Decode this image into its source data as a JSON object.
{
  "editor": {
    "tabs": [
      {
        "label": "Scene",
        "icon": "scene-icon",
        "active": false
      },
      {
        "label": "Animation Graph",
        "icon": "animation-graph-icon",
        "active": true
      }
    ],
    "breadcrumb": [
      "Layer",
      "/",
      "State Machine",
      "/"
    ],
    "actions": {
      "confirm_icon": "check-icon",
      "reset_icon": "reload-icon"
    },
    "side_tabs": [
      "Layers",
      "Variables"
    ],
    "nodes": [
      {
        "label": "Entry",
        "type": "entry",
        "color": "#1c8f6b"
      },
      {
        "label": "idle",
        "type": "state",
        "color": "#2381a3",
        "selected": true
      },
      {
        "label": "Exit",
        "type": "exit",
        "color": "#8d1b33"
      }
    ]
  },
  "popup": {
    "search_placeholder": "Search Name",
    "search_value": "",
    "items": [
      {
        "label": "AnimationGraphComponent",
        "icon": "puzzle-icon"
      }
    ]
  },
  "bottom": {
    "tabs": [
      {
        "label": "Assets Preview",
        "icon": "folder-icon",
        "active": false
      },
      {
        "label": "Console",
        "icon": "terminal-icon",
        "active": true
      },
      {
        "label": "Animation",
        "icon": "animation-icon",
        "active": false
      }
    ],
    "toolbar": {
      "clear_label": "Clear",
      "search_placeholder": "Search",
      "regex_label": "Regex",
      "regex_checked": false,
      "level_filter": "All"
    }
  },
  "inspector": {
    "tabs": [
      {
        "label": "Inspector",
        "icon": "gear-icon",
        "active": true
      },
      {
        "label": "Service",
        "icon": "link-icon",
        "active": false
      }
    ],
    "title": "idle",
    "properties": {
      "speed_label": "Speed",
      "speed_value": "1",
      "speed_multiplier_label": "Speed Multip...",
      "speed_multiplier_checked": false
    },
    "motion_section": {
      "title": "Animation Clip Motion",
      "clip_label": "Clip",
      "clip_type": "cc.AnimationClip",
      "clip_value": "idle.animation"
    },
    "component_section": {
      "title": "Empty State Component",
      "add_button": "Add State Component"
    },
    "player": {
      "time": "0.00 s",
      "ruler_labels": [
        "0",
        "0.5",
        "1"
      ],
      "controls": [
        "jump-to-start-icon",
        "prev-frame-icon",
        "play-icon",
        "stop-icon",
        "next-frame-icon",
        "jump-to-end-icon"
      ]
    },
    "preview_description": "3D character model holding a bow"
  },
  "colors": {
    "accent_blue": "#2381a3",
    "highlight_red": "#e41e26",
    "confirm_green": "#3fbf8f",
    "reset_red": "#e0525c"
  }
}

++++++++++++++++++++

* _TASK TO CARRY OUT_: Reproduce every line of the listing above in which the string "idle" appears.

* _RESPONSE TO THIS TASK_:
        "label": "idle",
    "title": "idle",
      "clip_value": "idle.animation"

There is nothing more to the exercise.